Smartphone thumb is an injury for the age of smartphones.
It might sound fancy, but it’s just a new name for what’s called repetitive strain injury.
Repetitive strain injuries are ones like tennis elbow, plantar fasciitis or writer’s wrist. The term describes injuries triggered by repetitive actions, and repetitive strain injuries usually go hand-in-hand with a specific activity, action or career.
Bridge players are not immune to repetitive strain injuries, least of all players who keep their game online.
Here’s how to spot and treat smartphone thumb (and other online bridge injuries).
Common Online Bridge Injuries
“Smartphone thumb” is just one of many possible injuries associated with long-term smartphone use.
Users might also experience repetitive strain injuries that affect the wrists, elbows, shoulders, neck, back and hips over time. Heavier smartphones and tablets could increase the likelihood injuries like these, and existing conditions like arthritis increase your risk even further.
Everyone has a smartphone-related habit or something they do when they’re lost in thought: Sometimes these habits, like craning the neck a specific way or hunching over the screen, can worsen injuries too.
Some Concerning Symptoms
Repetitive strain injuries aren’t hard to spot for two main reasons: (1) They’re uncomfortable, (2) They’re painful.
Other symptoms are also likely, including these:
- Joint stiffness
- Movement restriction
- Radiating heat
- General inflammation
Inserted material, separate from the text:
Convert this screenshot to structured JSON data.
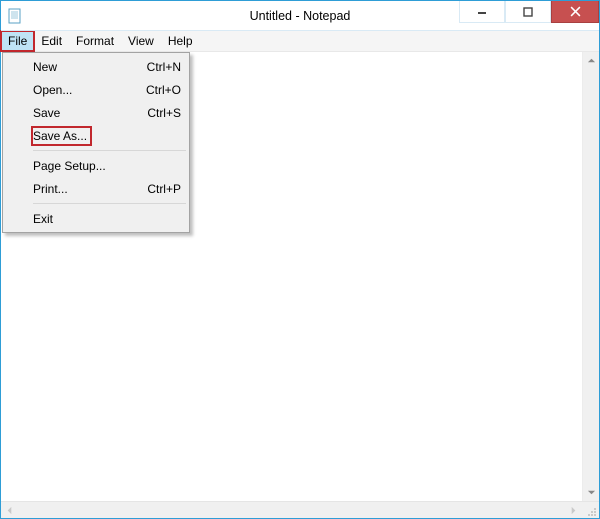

With some repetitive strain injuries, you might experience pain and discomfort in places that appear to have nothing to do with the original injury site. For example, pain in the neck might actually be a manifestation of changes in your back or hips. Pay attention to these signs, too.
Seeing a Professional
See a professional at the first signs of discomfort or injury.
Waiting isn’t going to do your health or your injury any favors: An ignored repetitive strain injury is bound to evolve into something worse where it gets left alone and subjected to any more stress or pressure.
In the meantime, here are some things you can do to help your injury heal.
1. Take the Pressure Off
Other than a doctor’s appointment, the first thing you might want to do for a repetitive strain injury is to take the pressure off.
Take regular breaks to stretch out the hands, avoid lifting heavy things and use a smartphone or tablet stand so that you still have access to your screen without having to strain your elbows, shoulders or wrists.
With frequent PC use, it’s worth investing in an ergonomic keyboard and mouse (as well as one of those old-school gel mousepads). While it costs a little more, these combos are far more responsive to touch and save your hands a lot of effort.
2. Cool It Down
Heat is a common symptom of repetitive strain injuries, and a common byproduct of inflammation.
In some cases, it can also point towards other conditions, particularly ones linked to blood pressure, heart conditions and circulation: See your doctor anywhere you are unsure or have a family history of health issues.
Simply said, cool it down.
Ice packs are great, but a bowl with cold water can work just as well for the same purpose.
As an added tip, fill up a balloon with flour and stick it in the freezer for an easy stress ball.
3. Exercise the Hands
Exercising the hands can reduce the effect that repetitive strain injuries have, and sometimes it can take the sting out of long-term symptoms.
Shuffling cards is an excellent way to build hand dexterity and strength. (It’s also completely fine if you’re bad at it: You’re hoping for health benefits, not shuffling mastery overnight.)
There are plenty of other ways to do it.
For just a few suggestions, there’s a great article on WebMD covering hand and finger exercises.
4. Examine Diet
Dietary triggers have a lot to do with how your body reacts to inflammation.
Examine your diet, looking for any dietary triggers: That is, anything that makes your injury feel worse after consuming it. For some people, it’s coffee and chocolate, for others, it’s acidic foods like tomatoes.
Increase your intake of immunity-boosting foods and spices, such as pepper and chili for a natural way to reduce inflammation.
Again, see a doctor or specialist if you have trouble finding your dietary triggers.
5. Wrist Guards Guard Wrists
Guards and braces are some of the best possible ways to take the pressure off an injury.
Most joints you could mention have an appropriate guard in various sizes. If you find them restrictive or uncomfortable, find what’s called KT tape instead and view YouTube tutorials on how to do basic wrapping.